Born 2 Be Therapeutic Equestrian Center Succeeds One Hoofbeat at a Time
by Joan Reinbott
In a recap and thank-you note about using a Parelli Foundation grant, one recipient shared a video that epitomizes her program. Set to a horse lover’s song, “When I Ride” by Tania Kernaghan, the video inspires viewers with messages like One hoofbeat at a time through the power of the horse and Success is not about being better than someone else. It is about being better than you used to be.
To likewise inspire her horses, instructors, and volunteers, Mary Gwinner, program director of Born 2 Be Equestrian Center in Sanger, Texas, acquired a $2,250 grant to hire 2* licensed Parelli Professional Debbie Adcock.
“Consistency in handling is vital when you have many volunteer hands working with a herd of therapy horses,” Mary said. “The training the volunteers received has made them more effective leaders, teaching them to think like a horse! We have also been fortunate to have Debbie share her talents to teach us all a new and effective way to communicate with our horses.”
Debbie, of Aubrey, Texas, had previously volunteered at the center and enjoyed seeing smiles on participants’ faces. “It’s so delightful!” she said.
One of the sessions Debbie held was on being with horses at liberty. She said: “We talked about having the horse want to be with them instead of running off—sticking to the human better.” She showed how not being so direct line gives the horse an opportunity to be with people. “We spent time watching the horse, seeing what the horse needs at any particular moment instead of rushing through,” Debbie explained.
Another topic was avoiding boredom among horses that do the same thing day after day. “We talked about taking the horses out on a trail ride and doing other things with them,” Debbie said.
Regarding the Seven Games, she emphasized, “The friendly game is the number 1 game for people in wheelchairs.”
Overall, these were her reflections: “It was so fun. I just wanted to bring horse awareness in there. They’re very safety conscious, but I can make it even more safety conscious. It was rewarding to help horses and kids be partners.”
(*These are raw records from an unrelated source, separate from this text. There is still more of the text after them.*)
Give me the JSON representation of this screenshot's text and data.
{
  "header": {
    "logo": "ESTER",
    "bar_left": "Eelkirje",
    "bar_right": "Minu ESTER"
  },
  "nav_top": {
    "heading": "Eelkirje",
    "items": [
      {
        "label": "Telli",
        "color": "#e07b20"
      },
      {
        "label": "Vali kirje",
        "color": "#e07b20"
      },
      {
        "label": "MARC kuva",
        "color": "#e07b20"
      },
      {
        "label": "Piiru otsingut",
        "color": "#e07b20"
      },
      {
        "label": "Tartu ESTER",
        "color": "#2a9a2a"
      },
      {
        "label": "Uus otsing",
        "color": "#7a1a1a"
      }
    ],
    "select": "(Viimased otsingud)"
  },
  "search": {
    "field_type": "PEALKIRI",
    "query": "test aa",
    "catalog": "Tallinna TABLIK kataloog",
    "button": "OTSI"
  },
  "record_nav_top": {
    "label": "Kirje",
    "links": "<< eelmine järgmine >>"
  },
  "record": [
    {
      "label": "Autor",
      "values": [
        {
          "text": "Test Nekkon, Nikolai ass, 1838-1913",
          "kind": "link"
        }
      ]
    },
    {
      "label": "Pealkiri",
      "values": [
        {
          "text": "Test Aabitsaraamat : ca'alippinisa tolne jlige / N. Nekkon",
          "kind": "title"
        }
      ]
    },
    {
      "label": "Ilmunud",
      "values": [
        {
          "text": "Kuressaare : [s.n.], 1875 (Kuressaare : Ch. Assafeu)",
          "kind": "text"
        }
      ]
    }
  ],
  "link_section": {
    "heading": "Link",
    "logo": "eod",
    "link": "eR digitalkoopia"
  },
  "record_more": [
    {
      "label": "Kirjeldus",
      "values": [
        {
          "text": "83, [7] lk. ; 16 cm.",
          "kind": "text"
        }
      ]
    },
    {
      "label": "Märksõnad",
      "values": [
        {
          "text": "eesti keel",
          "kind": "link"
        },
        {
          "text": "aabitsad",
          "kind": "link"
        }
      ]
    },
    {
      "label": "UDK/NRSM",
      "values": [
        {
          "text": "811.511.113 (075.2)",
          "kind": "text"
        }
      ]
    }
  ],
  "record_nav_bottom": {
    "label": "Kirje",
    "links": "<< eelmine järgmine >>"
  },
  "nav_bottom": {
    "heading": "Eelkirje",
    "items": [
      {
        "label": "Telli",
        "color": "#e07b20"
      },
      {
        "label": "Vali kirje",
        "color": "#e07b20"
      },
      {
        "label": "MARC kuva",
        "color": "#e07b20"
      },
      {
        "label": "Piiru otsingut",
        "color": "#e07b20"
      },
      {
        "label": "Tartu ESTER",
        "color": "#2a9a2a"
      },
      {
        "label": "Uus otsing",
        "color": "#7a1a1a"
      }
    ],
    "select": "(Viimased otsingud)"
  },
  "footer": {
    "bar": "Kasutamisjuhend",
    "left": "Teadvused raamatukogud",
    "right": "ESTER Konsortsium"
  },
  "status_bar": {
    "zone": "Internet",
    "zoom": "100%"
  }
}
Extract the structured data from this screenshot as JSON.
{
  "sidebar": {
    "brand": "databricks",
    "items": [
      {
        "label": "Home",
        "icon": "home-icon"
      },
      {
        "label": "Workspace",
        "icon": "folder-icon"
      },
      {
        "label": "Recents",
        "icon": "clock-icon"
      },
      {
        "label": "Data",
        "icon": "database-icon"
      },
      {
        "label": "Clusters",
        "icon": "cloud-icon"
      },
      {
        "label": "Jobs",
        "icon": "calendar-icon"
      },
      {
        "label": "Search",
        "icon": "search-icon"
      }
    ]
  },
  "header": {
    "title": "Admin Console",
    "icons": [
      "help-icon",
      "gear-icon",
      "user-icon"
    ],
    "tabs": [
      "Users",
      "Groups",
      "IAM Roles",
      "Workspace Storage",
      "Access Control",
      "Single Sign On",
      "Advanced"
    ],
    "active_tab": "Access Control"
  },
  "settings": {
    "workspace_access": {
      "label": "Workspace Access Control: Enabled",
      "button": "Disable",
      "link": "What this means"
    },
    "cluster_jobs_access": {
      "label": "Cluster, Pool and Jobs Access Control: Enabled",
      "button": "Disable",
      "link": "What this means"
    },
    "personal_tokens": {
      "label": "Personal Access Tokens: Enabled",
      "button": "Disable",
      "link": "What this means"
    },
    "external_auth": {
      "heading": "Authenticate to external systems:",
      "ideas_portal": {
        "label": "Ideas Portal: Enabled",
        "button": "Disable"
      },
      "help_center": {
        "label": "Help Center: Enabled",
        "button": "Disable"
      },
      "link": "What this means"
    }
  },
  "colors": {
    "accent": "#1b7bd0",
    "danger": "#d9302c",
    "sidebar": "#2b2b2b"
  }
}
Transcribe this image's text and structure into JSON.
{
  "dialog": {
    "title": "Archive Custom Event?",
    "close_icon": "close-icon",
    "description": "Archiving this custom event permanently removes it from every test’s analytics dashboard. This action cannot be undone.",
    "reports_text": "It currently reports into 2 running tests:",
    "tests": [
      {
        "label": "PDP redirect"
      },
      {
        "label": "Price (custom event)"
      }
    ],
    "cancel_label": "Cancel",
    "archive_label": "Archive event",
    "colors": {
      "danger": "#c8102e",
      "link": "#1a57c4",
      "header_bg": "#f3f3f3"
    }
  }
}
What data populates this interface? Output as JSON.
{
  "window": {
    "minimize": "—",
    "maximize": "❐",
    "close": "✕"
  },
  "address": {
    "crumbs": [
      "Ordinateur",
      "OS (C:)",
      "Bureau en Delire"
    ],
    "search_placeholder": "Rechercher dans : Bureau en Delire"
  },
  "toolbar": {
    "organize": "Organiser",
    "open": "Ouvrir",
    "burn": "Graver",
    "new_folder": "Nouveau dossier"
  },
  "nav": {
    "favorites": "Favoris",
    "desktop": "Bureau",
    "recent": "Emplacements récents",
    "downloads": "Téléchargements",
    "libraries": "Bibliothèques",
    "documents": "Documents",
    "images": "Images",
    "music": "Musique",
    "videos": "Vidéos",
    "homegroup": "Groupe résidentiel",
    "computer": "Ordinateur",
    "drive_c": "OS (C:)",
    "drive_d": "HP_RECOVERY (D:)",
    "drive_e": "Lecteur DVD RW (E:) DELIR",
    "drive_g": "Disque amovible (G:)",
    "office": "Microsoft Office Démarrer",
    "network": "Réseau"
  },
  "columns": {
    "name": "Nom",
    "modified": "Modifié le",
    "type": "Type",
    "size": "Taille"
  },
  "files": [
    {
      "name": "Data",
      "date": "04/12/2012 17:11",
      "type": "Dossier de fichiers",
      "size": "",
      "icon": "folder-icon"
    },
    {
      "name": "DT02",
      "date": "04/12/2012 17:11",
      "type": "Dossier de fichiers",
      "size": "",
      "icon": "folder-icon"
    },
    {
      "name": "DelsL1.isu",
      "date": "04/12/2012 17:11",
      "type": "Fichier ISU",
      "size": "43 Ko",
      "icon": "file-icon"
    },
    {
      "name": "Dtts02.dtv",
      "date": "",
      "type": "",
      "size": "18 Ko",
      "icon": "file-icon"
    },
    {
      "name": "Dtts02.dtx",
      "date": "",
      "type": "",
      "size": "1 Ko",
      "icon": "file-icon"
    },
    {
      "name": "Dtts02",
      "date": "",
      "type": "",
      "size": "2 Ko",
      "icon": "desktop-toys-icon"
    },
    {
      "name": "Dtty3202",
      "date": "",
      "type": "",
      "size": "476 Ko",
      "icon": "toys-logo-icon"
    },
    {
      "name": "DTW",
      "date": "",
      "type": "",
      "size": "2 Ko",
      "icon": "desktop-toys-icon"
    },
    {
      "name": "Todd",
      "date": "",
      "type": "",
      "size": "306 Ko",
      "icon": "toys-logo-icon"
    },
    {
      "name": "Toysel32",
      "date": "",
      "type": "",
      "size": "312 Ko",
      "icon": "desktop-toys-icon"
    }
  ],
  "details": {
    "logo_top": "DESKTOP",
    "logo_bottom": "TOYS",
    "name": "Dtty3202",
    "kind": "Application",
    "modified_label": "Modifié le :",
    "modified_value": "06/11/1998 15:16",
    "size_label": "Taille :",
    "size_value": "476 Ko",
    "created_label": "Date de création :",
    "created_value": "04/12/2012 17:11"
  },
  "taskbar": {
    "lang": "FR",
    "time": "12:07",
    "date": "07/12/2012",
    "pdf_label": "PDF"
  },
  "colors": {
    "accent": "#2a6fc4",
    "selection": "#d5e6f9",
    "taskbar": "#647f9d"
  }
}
Mary added details from her perspective: “Many breakthrough and ‘aha’ moments took place while we learned about horsenalities and how we can best work with each different horse in our herd. One particular horse, Gypsy, was reluctant to find her place when playing the ‘find your herd’ game. We learned that this 11-year-old tovero Paint is more comfortable relying on herself as a dominant mare than in finding her place underneath a person as her leader. It took at least 45 minutes for Gypsy to begin to even consider placing herself under the human’s leadership. Since then, every time we go into the pasture, she is the first to be in tune to our presence. She might not always come directly to us; however, she immediately comes forward to interact with the person and will play the catching game much more quickly than in the past. We are all now much more aware of how each of our therapeutic riding and driving horses thinks and interacts with our volunteers and staff, as well as with our students.”
In conclusion, Mary said: “All of us at Born 2 Be TEC would like to thank Pat Parelli and the Parelli Foundation for the generous grant that allowed us to become more in tune with the horses in our herd. Debbie was vibrant, fun, and informative, and we all learned so much from our time with her! … We are looking forward to implementing all that we have learned!”